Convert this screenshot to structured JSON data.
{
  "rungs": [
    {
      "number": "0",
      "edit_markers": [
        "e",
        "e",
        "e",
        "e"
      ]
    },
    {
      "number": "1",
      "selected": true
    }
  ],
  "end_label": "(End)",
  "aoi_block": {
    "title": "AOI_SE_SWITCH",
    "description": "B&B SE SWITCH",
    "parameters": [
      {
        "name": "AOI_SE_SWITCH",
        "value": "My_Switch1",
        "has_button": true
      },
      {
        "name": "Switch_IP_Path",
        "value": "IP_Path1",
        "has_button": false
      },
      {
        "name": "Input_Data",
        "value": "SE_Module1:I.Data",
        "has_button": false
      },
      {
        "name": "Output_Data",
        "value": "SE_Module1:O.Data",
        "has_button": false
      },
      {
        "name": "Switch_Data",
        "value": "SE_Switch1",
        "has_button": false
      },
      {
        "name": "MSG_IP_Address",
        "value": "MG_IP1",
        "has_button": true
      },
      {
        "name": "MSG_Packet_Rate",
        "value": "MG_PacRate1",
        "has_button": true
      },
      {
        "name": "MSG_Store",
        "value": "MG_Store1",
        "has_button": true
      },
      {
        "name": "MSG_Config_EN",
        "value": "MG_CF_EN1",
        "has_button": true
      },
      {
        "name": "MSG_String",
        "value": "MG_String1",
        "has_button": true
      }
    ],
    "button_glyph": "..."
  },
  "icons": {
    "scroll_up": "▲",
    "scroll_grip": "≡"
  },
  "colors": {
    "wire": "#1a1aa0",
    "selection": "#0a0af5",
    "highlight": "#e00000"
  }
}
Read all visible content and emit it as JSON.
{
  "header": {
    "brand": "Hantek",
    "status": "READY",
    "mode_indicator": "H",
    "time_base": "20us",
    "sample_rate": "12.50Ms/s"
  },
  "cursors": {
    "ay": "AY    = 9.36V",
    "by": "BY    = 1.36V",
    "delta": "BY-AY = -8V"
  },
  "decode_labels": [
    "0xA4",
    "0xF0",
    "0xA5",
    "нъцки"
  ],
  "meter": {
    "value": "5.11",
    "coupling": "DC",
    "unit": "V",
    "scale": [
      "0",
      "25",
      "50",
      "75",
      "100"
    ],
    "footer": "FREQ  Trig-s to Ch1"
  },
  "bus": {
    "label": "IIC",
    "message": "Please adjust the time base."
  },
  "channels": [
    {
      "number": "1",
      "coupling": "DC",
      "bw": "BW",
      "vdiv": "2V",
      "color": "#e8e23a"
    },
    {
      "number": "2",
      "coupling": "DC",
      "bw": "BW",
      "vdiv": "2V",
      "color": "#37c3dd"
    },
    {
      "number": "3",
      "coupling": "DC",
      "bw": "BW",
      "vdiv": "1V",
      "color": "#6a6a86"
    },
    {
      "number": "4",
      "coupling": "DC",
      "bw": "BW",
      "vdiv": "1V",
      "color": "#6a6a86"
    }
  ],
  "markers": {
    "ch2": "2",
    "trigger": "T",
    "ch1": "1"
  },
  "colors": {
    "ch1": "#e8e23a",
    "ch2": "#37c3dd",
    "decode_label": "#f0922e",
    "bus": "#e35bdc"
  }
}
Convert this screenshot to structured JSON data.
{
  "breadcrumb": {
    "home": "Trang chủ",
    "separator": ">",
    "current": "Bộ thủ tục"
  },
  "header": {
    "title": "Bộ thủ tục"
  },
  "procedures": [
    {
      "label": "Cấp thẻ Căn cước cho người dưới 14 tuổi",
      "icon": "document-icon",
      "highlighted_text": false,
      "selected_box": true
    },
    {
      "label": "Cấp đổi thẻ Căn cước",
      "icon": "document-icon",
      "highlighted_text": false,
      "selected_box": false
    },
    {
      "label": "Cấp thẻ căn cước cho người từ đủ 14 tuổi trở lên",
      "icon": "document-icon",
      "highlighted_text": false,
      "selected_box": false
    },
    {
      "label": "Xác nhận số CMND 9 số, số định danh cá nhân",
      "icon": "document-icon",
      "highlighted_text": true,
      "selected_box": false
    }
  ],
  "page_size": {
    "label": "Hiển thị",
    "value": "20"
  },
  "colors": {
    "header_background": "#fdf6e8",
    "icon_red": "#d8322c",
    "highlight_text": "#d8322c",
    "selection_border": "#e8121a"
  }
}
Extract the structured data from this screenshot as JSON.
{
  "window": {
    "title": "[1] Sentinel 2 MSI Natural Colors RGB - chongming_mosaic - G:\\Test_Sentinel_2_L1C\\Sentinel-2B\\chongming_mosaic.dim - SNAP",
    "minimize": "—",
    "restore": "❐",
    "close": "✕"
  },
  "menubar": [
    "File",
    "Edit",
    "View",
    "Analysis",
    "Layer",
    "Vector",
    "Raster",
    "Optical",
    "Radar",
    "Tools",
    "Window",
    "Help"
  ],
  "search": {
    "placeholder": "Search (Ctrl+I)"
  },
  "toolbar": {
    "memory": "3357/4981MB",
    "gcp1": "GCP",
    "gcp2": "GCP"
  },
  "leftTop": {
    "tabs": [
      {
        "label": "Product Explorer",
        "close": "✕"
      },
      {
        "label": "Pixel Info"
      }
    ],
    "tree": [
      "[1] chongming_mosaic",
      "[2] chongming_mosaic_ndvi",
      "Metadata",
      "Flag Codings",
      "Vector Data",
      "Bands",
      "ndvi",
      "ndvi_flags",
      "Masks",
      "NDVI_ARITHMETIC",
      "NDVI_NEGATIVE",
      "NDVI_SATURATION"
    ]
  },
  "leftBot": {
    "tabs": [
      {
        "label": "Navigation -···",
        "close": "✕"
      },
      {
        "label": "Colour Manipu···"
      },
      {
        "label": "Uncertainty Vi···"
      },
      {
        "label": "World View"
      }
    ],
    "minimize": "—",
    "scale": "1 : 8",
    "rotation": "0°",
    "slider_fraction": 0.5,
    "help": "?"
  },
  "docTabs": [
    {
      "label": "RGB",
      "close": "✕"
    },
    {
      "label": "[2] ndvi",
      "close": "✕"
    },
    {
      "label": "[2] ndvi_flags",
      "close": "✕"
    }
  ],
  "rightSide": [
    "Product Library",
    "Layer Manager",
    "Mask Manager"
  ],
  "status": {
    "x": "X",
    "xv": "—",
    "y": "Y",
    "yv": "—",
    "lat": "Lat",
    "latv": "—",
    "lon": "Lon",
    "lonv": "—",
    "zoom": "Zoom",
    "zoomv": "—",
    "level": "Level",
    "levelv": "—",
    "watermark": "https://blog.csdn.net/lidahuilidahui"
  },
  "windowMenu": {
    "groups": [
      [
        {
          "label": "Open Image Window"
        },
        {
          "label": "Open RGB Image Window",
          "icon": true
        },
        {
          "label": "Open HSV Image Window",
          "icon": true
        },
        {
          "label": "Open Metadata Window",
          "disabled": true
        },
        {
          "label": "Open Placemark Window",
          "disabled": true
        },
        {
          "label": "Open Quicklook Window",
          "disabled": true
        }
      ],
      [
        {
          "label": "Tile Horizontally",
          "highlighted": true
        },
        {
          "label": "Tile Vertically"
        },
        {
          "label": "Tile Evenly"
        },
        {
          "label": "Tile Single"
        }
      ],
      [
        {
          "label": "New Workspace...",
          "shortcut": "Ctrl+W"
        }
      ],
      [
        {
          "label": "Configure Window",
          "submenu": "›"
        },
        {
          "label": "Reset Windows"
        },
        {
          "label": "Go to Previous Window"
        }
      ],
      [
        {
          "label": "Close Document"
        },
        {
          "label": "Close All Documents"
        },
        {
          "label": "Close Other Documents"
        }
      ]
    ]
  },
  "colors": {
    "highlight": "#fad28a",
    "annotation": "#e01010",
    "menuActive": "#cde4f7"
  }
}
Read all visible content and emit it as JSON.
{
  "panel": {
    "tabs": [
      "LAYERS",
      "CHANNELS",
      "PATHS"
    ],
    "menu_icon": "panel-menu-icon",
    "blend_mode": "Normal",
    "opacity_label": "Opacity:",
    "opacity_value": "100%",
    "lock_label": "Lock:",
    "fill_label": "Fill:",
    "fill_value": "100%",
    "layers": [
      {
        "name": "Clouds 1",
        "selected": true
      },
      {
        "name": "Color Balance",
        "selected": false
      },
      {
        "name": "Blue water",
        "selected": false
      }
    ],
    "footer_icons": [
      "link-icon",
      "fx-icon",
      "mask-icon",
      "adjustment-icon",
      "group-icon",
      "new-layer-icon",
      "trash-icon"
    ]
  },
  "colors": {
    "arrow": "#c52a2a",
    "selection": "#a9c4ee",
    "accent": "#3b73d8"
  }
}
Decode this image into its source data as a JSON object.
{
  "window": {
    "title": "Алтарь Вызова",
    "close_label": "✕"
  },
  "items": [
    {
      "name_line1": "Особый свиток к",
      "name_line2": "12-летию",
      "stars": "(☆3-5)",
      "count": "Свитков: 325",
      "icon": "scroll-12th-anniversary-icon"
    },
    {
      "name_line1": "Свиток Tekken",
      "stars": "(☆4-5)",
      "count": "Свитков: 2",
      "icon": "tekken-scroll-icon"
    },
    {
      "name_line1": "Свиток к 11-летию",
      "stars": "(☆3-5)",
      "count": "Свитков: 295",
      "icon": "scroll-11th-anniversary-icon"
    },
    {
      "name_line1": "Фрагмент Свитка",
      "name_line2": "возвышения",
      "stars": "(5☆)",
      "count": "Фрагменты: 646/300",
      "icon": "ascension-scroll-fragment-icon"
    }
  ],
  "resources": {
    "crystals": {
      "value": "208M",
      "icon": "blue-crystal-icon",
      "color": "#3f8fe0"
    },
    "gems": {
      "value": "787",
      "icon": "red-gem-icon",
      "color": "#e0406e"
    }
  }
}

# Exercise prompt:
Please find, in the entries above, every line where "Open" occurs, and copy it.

# Exercise solution:
          "label": "Open Image Window"
          "label": "Open RGB Image Window",
          "label": "Open HSV Image Window",
          "label": "Open Metadata Window",
          "label": "Open Placemark Window",
          "label": "Open Quicklook Window",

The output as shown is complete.